Zach Miller had his breakout game at about this time last season and expectations were high for him in 2010, but a freakish injury he suffered in a casual workout with David Garrard last February slowed his progress.
"I was slowed early with the foot injury all offseason. It wouldn't go away unless I let it go away," Miller said as he looked back on a season in which he's finishing with a kick, but is still thought to have more kick left in him.
Through 14 games, Miller has caught 20 passes for 216 yards and a touchdown, a 52-yard catch-and-run score against Houston. Ironically, it was against Houston last season that he had a breakout 62-yard reception.
It's his blocking, however, that is drawing the most praise these days. Miller, a classic H-back style of receiving tight end, is no longer a liability as a blocker when he's in the game, and that's increasing his playing time.
"If you're willing to be a blocker, you can be a blocker," tight ends coach Rob Boras said. Boras added that Miller wants to be a blocker.
"For how far he's come, considering that he didn't do much in the spring, it's outstanding. He gives us an extra dimension. He's really developed in a hurry," Boras said of Miller.
The Jaguars believe they have the best block-and-catch tight end in the game in Marcedes Lewis. He's having a Pro Bowl-caliber season with 51 catches for 637 yards and nine touchdowns. The Jaguars also maintain that he's the best blocking tight end in the game.
Miller is the catch-a-lot, block-a-little complement to Lewis. Miller creates mismatches and Lewis says everybody benefits from it.
"He's not going to be me. He's not going to be a true 'Y.' He's a hybrid. He's shown flashes. He's going to be as good as he wants to be," Lewis said of Miller. "When he's on the field and we're in double tight ends, that's going to open things up for everybody. That forces (defenses) to be in different personnel."
Miller's contribution is expected to increase. He's a former small-college quarterback making the conversion to pro tight end. It's a rare conversion that logically should require patience.
"I'm just getting better. I think I put myself into position to be on the field more, blocking-wise," Miller said. "I've definitely grown as a player. I'm seeing things better."
Boras believes Miller's career as a quarterback has left him with instincts that are aiding his growth as a receiver.
"He has such a good feel and awareness. He has a trait you can't teach and that's his awareness and understanding of coverages," Boras said.
It's all about the receiving numbers for Miller. The more his blocking improves, the more playing time he'll receive, but he wasn't drafted and he isn't being developed to be an in-line blocker. His skill is as a receiver.
"I envision myself being an explosive weapon. This is another part of my growth," Miller said.
He's the new-wave tight end.
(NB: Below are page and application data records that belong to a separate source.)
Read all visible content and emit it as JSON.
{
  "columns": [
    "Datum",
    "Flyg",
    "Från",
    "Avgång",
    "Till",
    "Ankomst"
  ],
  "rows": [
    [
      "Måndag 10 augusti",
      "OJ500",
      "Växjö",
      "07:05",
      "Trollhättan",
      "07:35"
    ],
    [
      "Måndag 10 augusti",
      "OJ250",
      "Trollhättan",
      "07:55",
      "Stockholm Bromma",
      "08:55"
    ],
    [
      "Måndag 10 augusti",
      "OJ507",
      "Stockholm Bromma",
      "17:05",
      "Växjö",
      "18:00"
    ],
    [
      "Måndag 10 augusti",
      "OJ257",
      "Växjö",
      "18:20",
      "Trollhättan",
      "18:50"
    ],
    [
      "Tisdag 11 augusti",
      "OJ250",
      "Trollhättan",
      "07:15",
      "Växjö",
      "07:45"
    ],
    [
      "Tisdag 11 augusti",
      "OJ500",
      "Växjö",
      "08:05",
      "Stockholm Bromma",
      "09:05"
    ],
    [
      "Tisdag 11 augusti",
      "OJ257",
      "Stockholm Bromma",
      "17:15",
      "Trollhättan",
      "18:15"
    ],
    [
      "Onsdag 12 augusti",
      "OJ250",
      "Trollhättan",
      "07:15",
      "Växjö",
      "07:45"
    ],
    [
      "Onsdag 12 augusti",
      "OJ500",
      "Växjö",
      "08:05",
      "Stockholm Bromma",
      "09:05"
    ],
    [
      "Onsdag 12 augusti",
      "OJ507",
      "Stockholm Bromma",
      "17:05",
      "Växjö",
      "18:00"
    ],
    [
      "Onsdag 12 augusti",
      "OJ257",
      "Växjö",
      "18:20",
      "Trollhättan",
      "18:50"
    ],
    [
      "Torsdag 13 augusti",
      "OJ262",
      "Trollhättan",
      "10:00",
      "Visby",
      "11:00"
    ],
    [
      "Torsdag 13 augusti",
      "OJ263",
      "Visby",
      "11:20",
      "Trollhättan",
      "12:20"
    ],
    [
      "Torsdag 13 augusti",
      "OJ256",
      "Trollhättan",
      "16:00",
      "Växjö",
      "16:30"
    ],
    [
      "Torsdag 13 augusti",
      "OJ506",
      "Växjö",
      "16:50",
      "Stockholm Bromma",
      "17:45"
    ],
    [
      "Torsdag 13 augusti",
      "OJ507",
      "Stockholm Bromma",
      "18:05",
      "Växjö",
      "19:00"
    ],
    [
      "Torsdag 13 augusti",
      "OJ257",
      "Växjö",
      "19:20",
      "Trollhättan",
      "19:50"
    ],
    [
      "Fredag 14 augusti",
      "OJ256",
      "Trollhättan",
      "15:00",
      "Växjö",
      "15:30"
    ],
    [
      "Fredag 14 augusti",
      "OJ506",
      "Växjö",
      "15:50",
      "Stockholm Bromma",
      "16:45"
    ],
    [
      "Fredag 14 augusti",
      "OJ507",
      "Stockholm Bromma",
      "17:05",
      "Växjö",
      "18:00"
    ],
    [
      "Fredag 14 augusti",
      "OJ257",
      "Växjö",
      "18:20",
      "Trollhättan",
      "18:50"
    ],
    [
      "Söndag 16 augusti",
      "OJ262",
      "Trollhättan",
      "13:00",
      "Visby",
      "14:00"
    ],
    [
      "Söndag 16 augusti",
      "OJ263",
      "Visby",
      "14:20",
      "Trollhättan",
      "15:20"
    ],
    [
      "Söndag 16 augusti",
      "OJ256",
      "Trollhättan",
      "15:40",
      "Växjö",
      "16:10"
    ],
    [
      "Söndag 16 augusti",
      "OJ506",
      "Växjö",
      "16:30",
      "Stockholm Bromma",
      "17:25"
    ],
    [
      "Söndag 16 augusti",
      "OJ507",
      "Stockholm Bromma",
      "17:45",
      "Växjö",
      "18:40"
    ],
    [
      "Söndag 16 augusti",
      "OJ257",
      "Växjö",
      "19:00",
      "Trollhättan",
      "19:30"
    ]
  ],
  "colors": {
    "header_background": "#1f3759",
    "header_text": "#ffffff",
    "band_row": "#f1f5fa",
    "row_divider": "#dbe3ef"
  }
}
It's the catches that count.
"It looks like it's evolving that way. There aren't many guys Marcedes' type. Everybody wants to see the numbers and that's the way it is right now. Those are the guys that get recognized," Boras said.